By Herbert Lash

NEW YORK (Reuters) – The euro fell against the dollar and global equity markets were mostly lower on Friday, off record or multiyear highs, as investors remained cautious over negotiations for arranging a loan agreement that would help Greece avoid bankruptcy.

Germany’s DAX index <.GDAXI> hit a new record intra-day high before paring gains while Europe’s leading index <.FTEU3> hovered just below seven-year highs. Wall Street opened lower, with the benchmark S&P 500 unable to climb past the 2,100 mark.

Greece’s leftist prime minister said he was certain euro zone finance ministers would accept Athens’ request for an extended loan but Germany demanded “significant improvements” in Greek reform commitments.

A report by German magazine Der Spiegel that the European Central Bank was making contingency plans for a possible Greek exit from the currency area if the talks fail, on which the ECB declined comment, highlighted the high stakes.
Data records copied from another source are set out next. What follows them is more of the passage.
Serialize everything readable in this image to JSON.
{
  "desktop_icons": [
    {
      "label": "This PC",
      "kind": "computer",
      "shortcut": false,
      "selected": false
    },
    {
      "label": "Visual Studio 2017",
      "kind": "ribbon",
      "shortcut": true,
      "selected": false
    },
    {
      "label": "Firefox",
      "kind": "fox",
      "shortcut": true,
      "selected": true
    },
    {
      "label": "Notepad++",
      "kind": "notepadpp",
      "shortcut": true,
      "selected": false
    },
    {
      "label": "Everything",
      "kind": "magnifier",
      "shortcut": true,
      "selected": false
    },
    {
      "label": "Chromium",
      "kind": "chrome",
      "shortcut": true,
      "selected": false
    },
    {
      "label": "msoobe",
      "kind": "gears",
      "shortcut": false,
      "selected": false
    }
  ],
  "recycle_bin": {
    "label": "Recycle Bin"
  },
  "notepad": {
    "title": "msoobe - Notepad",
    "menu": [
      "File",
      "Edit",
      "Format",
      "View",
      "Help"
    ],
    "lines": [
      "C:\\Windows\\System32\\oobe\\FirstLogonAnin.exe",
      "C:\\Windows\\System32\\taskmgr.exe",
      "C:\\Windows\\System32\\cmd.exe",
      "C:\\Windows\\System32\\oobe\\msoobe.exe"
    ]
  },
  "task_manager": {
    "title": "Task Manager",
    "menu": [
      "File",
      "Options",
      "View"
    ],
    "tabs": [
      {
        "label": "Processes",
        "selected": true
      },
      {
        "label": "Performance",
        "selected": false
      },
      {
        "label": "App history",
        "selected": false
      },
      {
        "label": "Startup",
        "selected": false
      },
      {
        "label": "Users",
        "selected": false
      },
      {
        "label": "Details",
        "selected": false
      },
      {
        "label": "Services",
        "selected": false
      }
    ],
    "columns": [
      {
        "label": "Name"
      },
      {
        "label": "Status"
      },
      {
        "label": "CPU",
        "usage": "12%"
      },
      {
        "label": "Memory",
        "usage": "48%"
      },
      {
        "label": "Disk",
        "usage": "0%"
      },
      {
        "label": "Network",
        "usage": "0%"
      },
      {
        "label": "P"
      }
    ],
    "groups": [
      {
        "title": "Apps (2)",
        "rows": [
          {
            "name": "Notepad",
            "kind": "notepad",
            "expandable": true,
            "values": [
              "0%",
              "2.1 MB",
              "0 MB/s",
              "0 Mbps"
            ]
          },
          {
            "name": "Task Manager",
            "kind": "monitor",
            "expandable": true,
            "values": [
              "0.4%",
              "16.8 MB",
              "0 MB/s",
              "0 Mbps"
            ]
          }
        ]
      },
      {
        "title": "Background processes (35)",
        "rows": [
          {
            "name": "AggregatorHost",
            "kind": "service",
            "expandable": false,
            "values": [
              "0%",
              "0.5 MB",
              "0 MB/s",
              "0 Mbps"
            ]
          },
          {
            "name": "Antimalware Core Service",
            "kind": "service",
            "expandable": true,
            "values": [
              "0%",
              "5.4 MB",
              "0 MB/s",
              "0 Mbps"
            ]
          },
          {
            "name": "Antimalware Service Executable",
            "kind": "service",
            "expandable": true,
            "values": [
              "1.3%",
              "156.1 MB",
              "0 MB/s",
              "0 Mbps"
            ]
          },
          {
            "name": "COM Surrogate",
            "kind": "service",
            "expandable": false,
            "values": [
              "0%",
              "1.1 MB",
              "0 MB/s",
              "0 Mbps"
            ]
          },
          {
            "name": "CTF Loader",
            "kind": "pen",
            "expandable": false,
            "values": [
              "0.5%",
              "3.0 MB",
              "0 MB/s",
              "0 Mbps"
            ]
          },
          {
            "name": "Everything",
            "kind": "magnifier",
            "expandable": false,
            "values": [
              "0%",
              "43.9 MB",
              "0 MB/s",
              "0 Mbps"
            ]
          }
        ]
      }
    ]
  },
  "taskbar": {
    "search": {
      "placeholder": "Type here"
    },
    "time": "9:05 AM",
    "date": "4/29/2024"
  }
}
Maltese Finance Minister Edward Scicluna told the weekly Malta Today that the European Union’s biggest countries may be prepared to let Greece leave the euro zone.

“Word’s out now that the euro zone is fully prepared to let Greece out, that’s not a positive story, it’s much more negative,” said Ken Polcari, director of the NYSE floor division at O’Neil Securities in New York.

The euro fell against the U.S. dollar for a third consecutive session, down 0.26 percent at $ 1.1336. Against the yen , the dollar was off 0.3 percent at 118.58.

MSCI’s all-country world equity index <.MIWD00000PUS> fell 0.13 percent, while the European FTSEurofirst 300 <.FTEU3> index of top regional shares slid 0.03 percent to 1,519.80.

On Wall Street, the Dow Jones industrial average <.DJI> fell 9.69 points, or 0.05 percent, to 17,976.08, and the S&P 500 <.SPX> shed 3.16 points, or 0.15 percent, to 2,094.29. The Nasdaq Composite <.IXIC> added 1.83 points, or 0.04 percent, to 4,926.53.

Greek bond yields pushed lower on hopes euro zone finance ministers will eventually reach a deal on a loan agreement.

Greek three-year yields dropped 74 basis points to 16.39 percent, pulling further away from last week’s highs above 22 percent.

The Greek stalemate overshadowed data pointing to growth in Germany and France, which has helped push European shares higher.

Half way into the European earnings season, results have been strong. Fourth-quarter earnings are expected to grow 19.5 percent, which would be the best quarter in 3 1/2 years.

The FTSEurofirst 300 <.FTEU3> has risen 11 percent so far this year, outpacing a 1.9 percent gain in S&P 500 <.SPX>, helped by the European Central Bank’s plans to buy government bonds to boost the economy.

The gap between the yield of 10-year U.S. Treasuries and the earnings yield of the S&P 500 is at its widest in 40 years, said Alex McKight, a portfolio manager at GAM in New York.

“We see global yields as ridiculously suppressed, be it the U.S, be it Europe,” McKnight said. “This is the level (at which) I may not be piling into equities right here, but I don’t think they’re bad value” relative to government bonds, high-yield or investment grade credit, he said.

Brent crude oil steadied above $ 60 a barrel on Friday as expectations of falling U.S. rig count numbers outweighed concerns about oversupply.

Brent crude futures for April were up 47 cents at $ 60.68 a barrel. U.S. crude for March delivery was down 17 cents at $ 50.99. The contract expires on Friday.

(Additional reporting by Emelia Sithole-Matharise, Alastair Smout and Jemima Kelly, Reporting by Herbert Lash; Editing by Chizu Nomiyama)